__Work order__:
Set down the records that follow exactly, every line of them.

== Segment start ==

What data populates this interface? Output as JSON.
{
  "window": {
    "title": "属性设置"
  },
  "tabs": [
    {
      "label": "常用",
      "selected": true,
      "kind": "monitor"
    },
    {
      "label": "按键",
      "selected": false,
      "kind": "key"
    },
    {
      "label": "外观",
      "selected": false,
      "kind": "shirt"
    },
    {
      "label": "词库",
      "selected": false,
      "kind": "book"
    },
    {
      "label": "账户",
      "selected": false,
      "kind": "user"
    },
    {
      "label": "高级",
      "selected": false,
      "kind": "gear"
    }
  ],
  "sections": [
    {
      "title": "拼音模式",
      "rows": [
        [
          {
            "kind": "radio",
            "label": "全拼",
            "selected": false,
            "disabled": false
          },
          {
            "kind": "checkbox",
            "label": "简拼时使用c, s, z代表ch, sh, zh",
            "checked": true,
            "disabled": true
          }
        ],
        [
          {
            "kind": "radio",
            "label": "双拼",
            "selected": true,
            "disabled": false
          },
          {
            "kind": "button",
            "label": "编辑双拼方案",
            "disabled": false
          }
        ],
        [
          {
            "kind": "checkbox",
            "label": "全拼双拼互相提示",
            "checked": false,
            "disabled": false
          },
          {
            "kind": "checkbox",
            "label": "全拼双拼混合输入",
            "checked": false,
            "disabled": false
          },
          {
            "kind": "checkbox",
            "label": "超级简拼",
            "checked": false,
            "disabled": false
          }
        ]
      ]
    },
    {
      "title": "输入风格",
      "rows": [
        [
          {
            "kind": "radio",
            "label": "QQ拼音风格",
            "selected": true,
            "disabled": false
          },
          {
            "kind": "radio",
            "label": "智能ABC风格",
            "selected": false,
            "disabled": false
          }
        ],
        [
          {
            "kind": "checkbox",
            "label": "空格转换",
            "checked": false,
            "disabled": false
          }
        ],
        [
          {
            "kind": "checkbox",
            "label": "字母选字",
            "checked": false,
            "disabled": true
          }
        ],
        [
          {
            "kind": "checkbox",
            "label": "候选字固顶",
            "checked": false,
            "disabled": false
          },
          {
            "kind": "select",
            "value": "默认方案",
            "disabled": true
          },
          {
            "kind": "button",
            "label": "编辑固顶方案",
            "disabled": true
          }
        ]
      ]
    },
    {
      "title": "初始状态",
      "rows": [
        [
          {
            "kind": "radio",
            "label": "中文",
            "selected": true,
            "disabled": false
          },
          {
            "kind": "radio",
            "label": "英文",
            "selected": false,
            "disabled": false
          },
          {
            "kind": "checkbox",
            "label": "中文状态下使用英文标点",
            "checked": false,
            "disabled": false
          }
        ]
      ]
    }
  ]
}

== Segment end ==

__Response to this task__:
What data populates this interface? Output as JSON.
{
  "window": {
    "title": "属性设置"
  },
  "tabs": [
    {
      "label": "常用",
      "selected": true,
      "kind": "monitor"
    },
    {
      "label": "按键",
      "selected": false,
      "kind": "key"
    },
    {
      "label": "外观",
      "selected": false,
      "kind": "shirt"
    },
    {
      "label": "词库",
      "selected": false,
      "kind": "book"
    },
    {
      "label": "账户",
      "selected": false,
      "kind": "user"
    },
    {
      "label": "高级",
      "selected": false,
      "kind": "gear"
    }
  ],
  "sections": [
    {
      "title": "拼音模式",
      "rows": [
        [
          {
            "kind": "radio",
            "label": "全拼",
            "selected": false,
            "disabled": false
          },
          {
            "kind": "checkbox",
            "label": "简拼时使用c, s, z代表ch, sh, zh",
            "checked": true,
            "disabled": true
          }
        ],
        [
          {
            "kind": "radio",
            "label": "双拼",
            "selected": true,
            "disabled": false
          },
          {
            "kind": "button",
            "label": "编辑双拼方案",
            "disabled": false
          }
        ],
        [
          {
            "kind": "checkbox",
            "label": "全拼双拼互相提示",
            "checked": false,
            "disabled": false
          },
          {
            "kind": "checkbox",
            "label": "全拼双拼混合输入",
            "checked": false,
            "disabled": false
          },
          {
            "kind": "checkbox",
            "label": "超级简拼",
            "checked": false,
            "disabled": false
          }
        ]
      ]
    },
    {
      "title": "输入风格",
      "rows": [
        [
          {
            "kind": "radio",
            "label": "QQ拼音风格",
            "selected": true,
            "disabled": false
          },
          {
            "kind": "radio",
            "label": "智能ABC风格",
            "selected": false,
            "disabled": false
          }
        ],
        [
          {
            "kind": "checkbox",
            "label": "空格转换",
            "checked": false,
            "disabled": false
          }
        ],
        [
          {
            "kind": "checkbox",
            "label": "字母选字",
            "checked": false,
            "disabled": true
          }
        ],
        [
          {
            "kind": "checkbox",
            "label": "候选字固顶",
            "checked": false,
            "disabled": false
          },
          {
            "kind": "select",
            "value": "默认方案",
            "disabled": true
          },
          {
            "kind": "button",
            "label": "编辑固顶方案",
            "disabled": true
          }
        ]
      ]
    },
    {
      "title": "初始状态",
      "rows": [
        [
          {
            "kind": "radio",
            "label": "中文",
            "selected": true,
            "disabled": false
          },
          {
            "kind": "radio",
            "label": "英文",
            "selected": false,
            "disabled": false
          },
          {
            "kind": "checkbox",
            "label": "中文状态下使用英文标点",
            "checked": false,
            "disabled": false
          }
        ]
      ]
    }
  ]
}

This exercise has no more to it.